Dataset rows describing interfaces
= = = = =
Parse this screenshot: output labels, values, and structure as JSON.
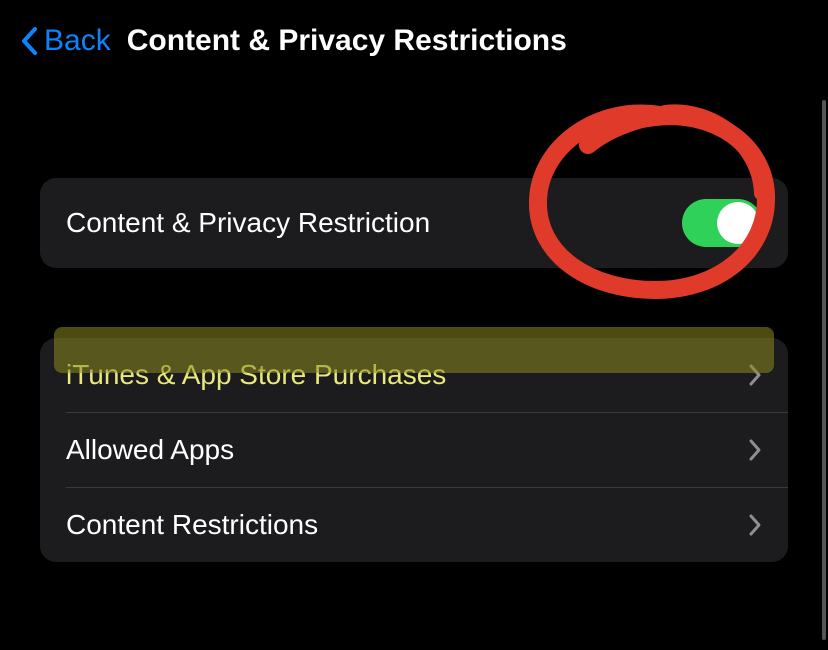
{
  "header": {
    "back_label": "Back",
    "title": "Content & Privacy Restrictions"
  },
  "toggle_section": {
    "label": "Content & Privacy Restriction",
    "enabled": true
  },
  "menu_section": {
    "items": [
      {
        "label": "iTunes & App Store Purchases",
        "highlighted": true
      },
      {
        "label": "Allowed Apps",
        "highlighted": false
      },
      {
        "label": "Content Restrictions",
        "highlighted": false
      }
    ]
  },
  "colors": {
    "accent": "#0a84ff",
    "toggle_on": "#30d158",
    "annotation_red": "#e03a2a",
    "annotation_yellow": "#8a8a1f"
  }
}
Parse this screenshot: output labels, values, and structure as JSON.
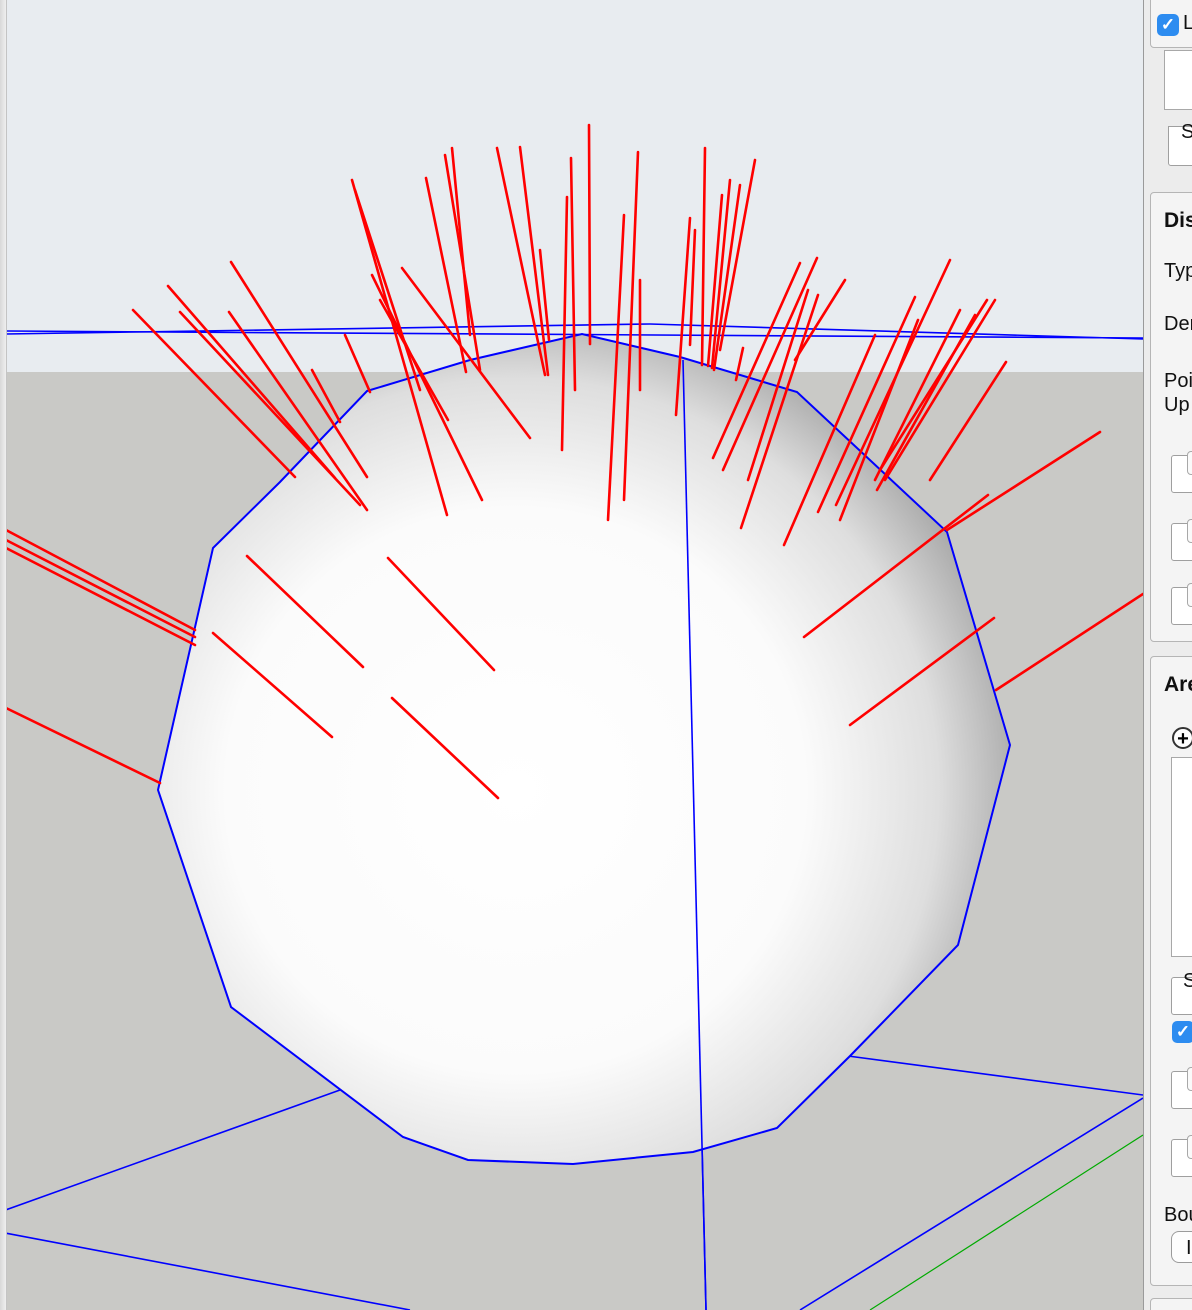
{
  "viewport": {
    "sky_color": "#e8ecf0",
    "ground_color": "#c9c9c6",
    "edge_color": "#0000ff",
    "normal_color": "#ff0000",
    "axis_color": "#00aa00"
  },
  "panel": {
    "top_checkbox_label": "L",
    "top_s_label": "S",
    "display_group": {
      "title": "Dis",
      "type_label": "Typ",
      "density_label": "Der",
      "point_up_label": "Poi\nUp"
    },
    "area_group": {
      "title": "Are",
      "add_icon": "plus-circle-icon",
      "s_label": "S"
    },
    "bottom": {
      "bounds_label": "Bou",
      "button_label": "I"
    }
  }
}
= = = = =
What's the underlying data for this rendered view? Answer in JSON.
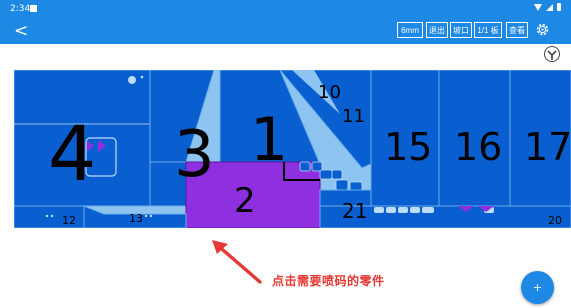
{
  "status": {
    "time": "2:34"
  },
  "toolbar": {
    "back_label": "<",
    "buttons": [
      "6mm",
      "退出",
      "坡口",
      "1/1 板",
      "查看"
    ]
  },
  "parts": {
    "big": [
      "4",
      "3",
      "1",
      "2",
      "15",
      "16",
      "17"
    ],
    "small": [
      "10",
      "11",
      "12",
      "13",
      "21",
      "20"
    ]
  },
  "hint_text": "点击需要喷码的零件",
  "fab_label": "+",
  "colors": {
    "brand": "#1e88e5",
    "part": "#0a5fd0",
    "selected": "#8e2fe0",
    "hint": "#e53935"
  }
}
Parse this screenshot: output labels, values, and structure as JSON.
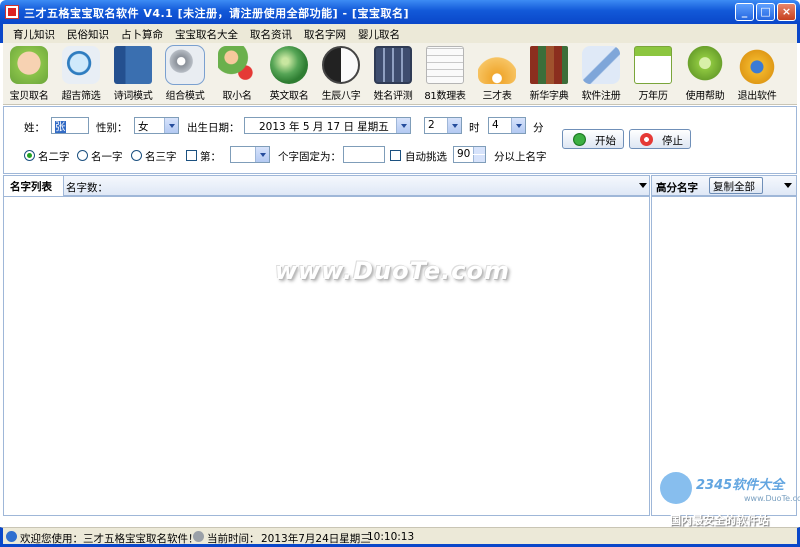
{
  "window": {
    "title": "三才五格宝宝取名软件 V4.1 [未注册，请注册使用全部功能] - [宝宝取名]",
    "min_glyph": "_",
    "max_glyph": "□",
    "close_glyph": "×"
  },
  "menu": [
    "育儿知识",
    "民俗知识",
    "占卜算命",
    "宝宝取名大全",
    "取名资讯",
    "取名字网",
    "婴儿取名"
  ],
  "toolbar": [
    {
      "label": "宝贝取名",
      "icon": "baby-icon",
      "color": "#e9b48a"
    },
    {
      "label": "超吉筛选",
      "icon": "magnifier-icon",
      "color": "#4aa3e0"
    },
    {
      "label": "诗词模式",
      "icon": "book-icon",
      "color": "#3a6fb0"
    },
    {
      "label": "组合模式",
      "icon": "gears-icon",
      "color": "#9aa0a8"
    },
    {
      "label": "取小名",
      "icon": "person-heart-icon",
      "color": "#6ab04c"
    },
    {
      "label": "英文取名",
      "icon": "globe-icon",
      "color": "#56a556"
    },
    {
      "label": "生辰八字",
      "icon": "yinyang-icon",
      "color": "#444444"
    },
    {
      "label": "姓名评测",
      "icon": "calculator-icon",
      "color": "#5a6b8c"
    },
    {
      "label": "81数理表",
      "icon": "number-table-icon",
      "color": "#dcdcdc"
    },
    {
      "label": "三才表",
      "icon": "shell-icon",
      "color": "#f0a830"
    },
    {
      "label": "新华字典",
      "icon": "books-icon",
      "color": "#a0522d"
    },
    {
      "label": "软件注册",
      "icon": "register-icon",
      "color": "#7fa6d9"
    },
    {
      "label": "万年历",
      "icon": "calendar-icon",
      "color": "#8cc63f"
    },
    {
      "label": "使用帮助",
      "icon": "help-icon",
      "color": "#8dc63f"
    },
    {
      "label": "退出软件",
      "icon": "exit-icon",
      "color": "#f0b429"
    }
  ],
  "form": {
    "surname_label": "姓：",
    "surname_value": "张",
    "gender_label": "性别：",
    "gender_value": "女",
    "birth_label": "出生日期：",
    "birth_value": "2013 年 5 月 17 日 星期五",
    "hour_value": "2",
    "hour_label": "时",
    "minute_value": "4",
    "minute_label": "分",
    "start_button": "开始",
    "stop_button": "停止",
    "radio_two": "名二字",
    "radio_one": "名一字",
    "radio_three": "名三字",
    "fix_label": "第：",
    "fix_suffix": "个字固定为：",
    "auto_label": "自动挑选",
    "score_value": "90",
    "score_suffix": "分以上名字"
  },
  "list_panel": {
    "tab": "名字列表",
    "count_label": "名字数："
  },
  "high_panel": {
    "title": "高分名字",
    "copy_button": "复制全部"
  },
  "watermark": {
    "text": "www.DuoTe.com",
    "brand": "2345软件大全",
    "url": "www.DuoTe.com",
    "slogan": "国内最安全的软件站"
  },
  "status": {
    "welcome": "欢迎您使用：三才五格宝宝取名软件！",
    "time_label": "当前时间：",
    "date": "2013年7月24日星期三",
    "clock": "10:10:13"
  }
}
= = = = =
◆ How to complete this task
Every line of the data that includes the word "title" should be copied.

◆ Solved exercise
    "title": "Content & Privacy Restrictions"
      "title": "Dis",
      "title": "Are",
    "title": "三才五格宝宝取名软件 V4.1 [未注册，请注册使用全部功能] - [宝宝取名]",
    "title": "高分名字",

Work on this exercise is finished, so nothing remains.